● **WHAT IS REQUIRED**: Reproduce the following entries verbatim, each one complete.

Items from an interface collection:
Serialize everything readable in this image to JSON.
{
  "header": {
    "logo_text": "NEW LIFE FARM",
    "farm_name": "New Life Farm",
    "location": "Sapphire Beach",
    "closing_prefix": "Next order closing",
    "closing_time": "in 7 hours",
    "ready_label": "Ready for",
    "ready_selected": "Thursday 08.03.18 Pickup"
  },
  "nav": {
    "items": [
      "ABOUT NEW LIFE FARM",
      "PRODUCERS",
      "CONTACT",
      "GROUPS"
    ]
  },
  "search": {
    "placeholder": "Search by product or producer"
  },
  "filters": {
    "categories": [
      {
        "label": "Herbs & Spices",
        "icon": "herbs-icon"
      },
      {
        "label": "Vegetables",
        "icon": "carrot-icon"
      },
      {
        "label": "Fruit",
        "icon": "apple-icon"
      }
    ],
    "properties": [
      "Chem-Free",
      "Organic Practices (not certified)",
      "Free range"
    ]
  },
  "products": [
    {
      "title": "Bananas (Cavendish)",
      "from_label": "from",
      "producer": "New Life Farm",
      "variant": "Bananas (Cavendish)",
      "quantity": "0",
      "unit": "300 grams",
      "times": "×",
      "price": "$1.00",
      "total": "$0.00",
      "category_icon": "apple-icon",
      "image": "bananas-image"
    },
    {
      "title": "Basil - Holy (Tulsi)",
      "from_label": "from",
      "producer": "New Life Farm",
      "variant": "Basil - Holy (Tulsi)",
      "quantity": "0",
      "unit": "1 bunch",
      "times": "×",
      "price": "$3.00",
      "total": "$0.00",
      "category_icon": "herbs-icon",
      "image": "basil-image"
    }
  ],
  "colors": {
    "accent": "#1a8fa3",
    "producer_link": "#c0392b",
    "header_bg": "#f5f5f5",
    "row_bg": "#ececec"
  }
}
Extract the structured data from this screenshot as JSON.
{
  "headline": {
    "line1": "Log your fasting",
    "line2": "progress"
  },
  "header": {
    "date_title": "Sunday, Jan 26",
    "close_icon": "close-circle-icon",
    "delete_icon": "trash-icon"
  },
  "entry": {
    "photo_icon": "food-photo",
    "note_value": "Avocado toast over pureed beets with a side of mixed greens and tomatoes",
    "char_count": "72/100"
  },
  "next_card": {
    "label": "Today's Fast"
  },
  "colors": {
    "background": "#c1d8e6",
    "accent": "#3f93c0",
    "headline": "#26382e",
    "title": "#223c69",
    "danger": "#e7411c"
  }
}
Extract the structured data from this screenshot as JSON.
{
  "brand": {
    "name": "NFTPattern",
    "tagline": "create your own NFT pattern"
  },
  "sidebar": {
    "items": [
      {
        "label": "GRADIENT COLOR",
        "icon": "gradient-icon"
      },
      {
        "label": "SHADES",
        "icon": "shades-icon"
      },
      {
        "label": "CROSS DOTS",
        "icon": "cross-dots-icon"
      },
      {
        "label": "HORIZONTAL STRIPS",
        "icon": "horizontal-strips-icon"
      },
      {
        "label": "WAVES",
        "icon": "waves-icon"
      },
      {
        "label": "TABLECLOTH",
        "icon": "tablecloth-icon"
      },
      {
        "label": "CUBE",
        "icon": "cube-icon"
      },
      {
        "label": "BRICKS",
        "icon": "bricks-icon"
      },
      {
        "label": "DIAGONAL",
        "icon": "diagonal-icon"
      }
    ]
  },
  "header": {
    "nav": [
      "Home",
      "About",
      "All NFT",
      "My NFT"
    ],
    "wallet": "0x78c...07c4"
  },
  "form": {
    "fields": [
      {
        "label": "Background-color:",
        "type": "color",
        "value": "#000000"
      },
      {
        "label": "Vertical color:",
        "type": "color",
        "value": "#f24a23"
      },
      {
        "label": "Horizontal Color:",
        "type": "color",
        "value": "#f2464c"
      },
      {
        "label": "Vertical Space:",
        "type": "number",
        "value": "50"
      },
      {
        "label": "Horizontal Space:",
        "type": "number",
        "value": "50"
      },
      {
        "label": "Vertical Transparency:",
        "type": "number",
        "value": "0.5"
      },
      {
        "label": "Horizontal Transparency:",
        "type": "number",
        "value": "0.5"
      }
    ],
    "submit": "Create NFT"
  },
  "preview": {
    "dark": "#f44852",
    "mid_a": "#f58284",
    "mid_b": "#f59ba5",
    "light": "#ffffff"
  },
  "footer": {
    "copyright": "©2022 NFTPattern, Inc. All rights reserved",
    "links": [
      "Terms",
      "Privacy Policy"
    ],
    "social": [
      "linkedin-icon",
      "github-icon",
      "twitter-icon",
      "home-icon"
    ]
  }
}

● **TASK RESPONSE**:
Serialize everything readable in this image to JSON.
{
  "header": {
    "logo_text": "NEW LIFE FARM",
    "farm_name": "New Life Farm",
    "location": "Sapphire Beach",
    "closing_prefix": "Next order closing",
    "closing_time": "in 7 hours",
    "ready_label": "Ready for",
    "ready_selected": "Thursday 08.03.18 Pickup"
  },
  "nav": {
    "items": [
      "ABOUT NEW LIFE FARM",
      "PRODUCERS",
      "CONTACT",
      "GROUPS"
    ]
  },
  "search": {
    "placeholder": "Search by product or producer"
  },
  "filters": {
    "categories": [
      {
        "label": "Herbs & Spices",
        "icon": "herbs-icon"
      },
      {
        "label": "Vegetables",
        "icon": "carrot-icon"
      },
      {
        "label": "Fruit",
        "icon": "apple-icon"
      }
    ],
    "properties": [
      "Chem-Free",
      "Organic Practices (not certified)",
      "Free range"
    ]
  },
  "products": [
    {
      "title": "Bananas (Cavendish)",
      "from_label": "from",
      "producer": "New Life Farm",
      "variant": "Bananas (Cavendish)",
      "quantity": "0",
      "unit": "300 grams",
      "times": "×",
      "price": "$1.00",
      "total": "$0.00",
      "category_icon": "apple-icon",
      "image": "bananas-image"
    },
    {
      "title": "Basil - Holy (Tulsi)",
      "from_label": "from",
      "producer": "New Life Farm",
      "variant": "Basil - Holy (Tulsi)",
      "quantity": "0",
      "unit": "1 bunch",
      "times": "×",
      "price": "$3.00",
      "total": "$0.00",
      "category_icon": "herbs-icon",
      "image": "basil-image"
    }
  ],
  "colors": {
    "accent": "#1a8fa3",
    "producer_link": "#c0392b",
    "header_bg": "#f5f5f5",
    "row_bg": "#ececec"
  }
}
Extract the structured data from this screenshot as JSON.
{
  "headline": {
    "line1": "Log your fasting",
    "line2": "progress"
  },
  "header": {
    "date_title": "Sunday, Jan 26",
    "close_icon": "close-circle-icon",
    "delete_icon": "trash-icon"
  },
  "entry": {
    "photo_icon": "food-photo",
    "note_value": "Avocado toast over pureed beets with a side of mixed greens and tomatoes",
    "char_count": "72/100"
  },
  "next_card": {
    "label": "Today's Fast"
  },
  "colors": {
    "background": "#c1d8e6",
    "accent": "#3f93c0",
    "headline": "#26382e",
    "title": "#223c69",
    "danger": "#e7411c"
  }
}
Extract the structured data from this screenshot as JSON.
{
  "brand": {
    "name": "NFTPattern",
    "tagline": "create your own NFT pattern"
  },
  "sidebar": {
    "items": [
      {
        "label": "GRADIENT COLOR",
        "icon": "gradient-icon"
      },
      {
        "label": "SHADES",
        "icon": "shades-icon"
      },
      {
        "label": "CROSS DOTS",
        "icon": "cross-dots-icon"
      },
      {
        "label": "HORIZONTAL STRIPS",
        "icon": "horizontal-strips-icon"
      },
      {
        "label": "WAVES",
        "icon": "waves-icon"
      },
      {
        "label": "TABLECLOTH",
        "icon": "tablecloth-icon"
      },
      {
        "label": "CUBE",
        "icon": "cube-icon"
      },
      {
        "label": "BRICKS",
        "icon": "bricks-icon"
      },
      {
        "label": "DIAGONAL",
        "icon": "diagonal-icon"
      }
    ]
  },
  "header": {
    "nav": [
      "Home",
      "About",
      "All NFT",
      "My NFT"
    ],
    "wallet": "0x78c...07c4"
  },
  "form": {
    "fields": [
      {
        "label": "Background-color:",
        "type": "color",
        "value": "#000000"
      },
      {
        "label": "Vertical color:",
        "type": "color",
        "value": "#f24a23"
      },
      {
        "label": "Horizontal Color:",
        "type": "color",
        "value": "#f2464c"
      },
      {
        "label": "Vertical Space:",
        "type": "number",
        "value": "50"
      },
      {
        "label": "Horizontal Space:",
        "type": "number",
        "value": "50"
      },
      {
        "label": "Vertical Transparency:",
        "type": "number",
        "value": "0.5"
      },
      {
        "label": "Horizontal Transparency:",
        "type": "number",
        "value": "0.5"
      }
    ],
    "submit": "Create NFT"
  },
  "preview": {
    "dark": "#f44852",
    "mid_a": "#f58284",
    "mid_b": "#f59ba5",
    "light": "#ffffff"
  },
  "footer": {
    "copyright": "©2022 NFTPattern, Inc. All rights reserved",
    "links": [
      "Terms",
      "Privacy Policy"
    ],
    "social": [
      "linkedin-icon",
      "github-icon",
      "twitter-icon",
      "home-icon"
    ]
  }
}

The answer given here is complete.